Croteau has not publicly discussed UTEC's involvement in either case. The spokesman for the agency, formed in 1999, is Richard Cavanaugh. Cavanaugh is chairman of UTEC's Board of Directors and lawyer in the downtown Lowell law form of Gallagher and Cavanaugh.

Cavanaugh said Friday he hasn't seen the details of the city's penalty, but there were delivered to UTEC offices Friday.

"The board will review them while making sure that the lines of communication with the police department remain open," he said.

Earlier this week, Cavanaugh was contrite in discussing UTEC's actions and said the agency is re-evaluating its involvement in such cases.

Mey turned himself in to police Dec. 24, six days after police issued a warrant for his arrest in connection with a triple shooting on Chelmsford Street in what police say was a botched drug deal. One man was shot in the back of the head, another in the back and shoulder, and a third in the hand. The shooting took place just after 3 p.m., only moments after students were released for the day from Lincoln Elementary School across the street. Mey is due back in court May 8.

The incident involving Dy is more recent.
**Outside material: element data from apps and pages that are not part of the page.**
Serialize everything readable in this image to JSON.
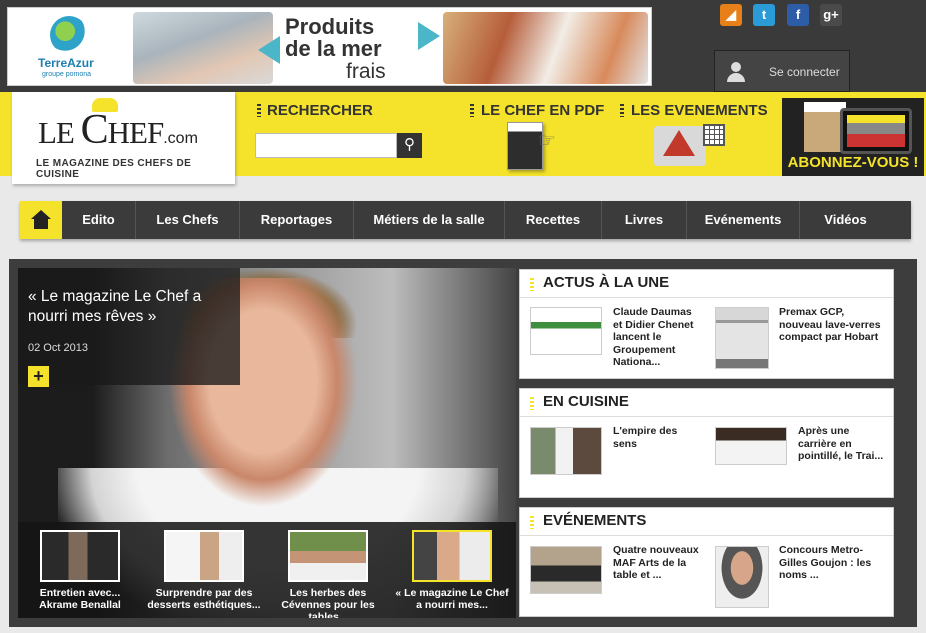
{
  "ad": {
    "brand": "TerreAzur",
    "brand_sub": "groupe pomona",
    "headline_line1": "Produits",
    "headline_line2": "de la mer",
    "headline_line3": "frais"
  },
  "social": [
    {
      "name": "rss",
      "glyph": "◢",
      "color": "#e8801a"
    },
    {
      "name": "twitter",
      "glyph": "t",
      "color": "#2b9bd8"
    },
    {
      "name": "facebook",
      "glyph": "f",
      "color": "#2d5da6"
    },
    {
      "name": "googleplus",
      "glyph": "g+",
      "color": "#4a4a4a"
    }
  ],
  "login": {
    "label": "Se connecter"
  },
  "header": {
    "logo_le": "LE ",
    "logo_c": "C",
    "logo_hef": "HEF",
    "logo_com": ".com",
    "tagline": "LE MAGAZINE DES CHEFS DE CUISINE",
    "search_title": "RECHERCHER",
    "search_placeholder": "",
    "pdf_title": "LE CHEF EN PDF",
    "events_title": "LES EVENEMENTS",
    "subscribe_label": "ABONNEZ-VOUS !"
  },
  "nav": {
    "items": [
      "Edito",
      "Les Chefs",
      "Reportages",
      "Métiers de la salle",
      "Recettes",
      "Livres",
      "Evénements",
      "Vidéos"
    ]
  },
  "feature": {
    "title": "« Le magazine Le Chef a nourri mes rêves »",
    "date": "02 Oct 2013",
    "plus": "+",
    "thumbs": [
      {
        "caption": "Entretien avec... Akrame Benallal"
      },
      {
        "caption": "Surprendre par des desserts esthétiques..."
      },
      {
        "caption": "Les herbes des Cévennes pour les tables..."
      },
      {
        "caption": "« Le magazine Le Chef a nourri mes..."
      }
    ]
  },
  "panels": {
    "actus": {
      "title": "ACTUS À LA UNE",
      "items": [
        {
          "text": "Claude Daumas et Didier Chenet lancent le Groupement Nationa..."
        },
        {
          "text": "Premax GCP, nouveau lave-verres compact par Hobart"
        }
      ]
    },
    "cuisine": {
      "title": "EN CUISINE",
      "items": [
        {
          "text": "L'empire des sens"
        },
        {
          "text": "Après une carrière en pointillé, le Trai..."
        }
      ]
    },
    "evenements": {
      "title": "EVÉNEMENTS",
      "items": [
        {
          "text": "Quatre nouveaux MAF Arts de la table et ..."
        },
        {
          "text": "Concours Metro-Gilles Goujon : les noms ..."
        }
      ]
    }
  },
  "colors": {
    "accent": "#f4e32a",
    "dark": "#3b3b3b"
  }
}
He was ordered held without bail on April 2 in Lowell District Court after pleading not guilty to charges of breaking and entering daytime, resisting arrest, assault and battery on a police officer (two counts), disorderly conduct, unlawful possession of ammunition, two counts of carrying a loaded firearm without a license, carrying a firearm without a license, and illegal possession of a firearm during the commission of a felony.

Follow Christopher Scott on Twitter and Tout @cscottlowellsun.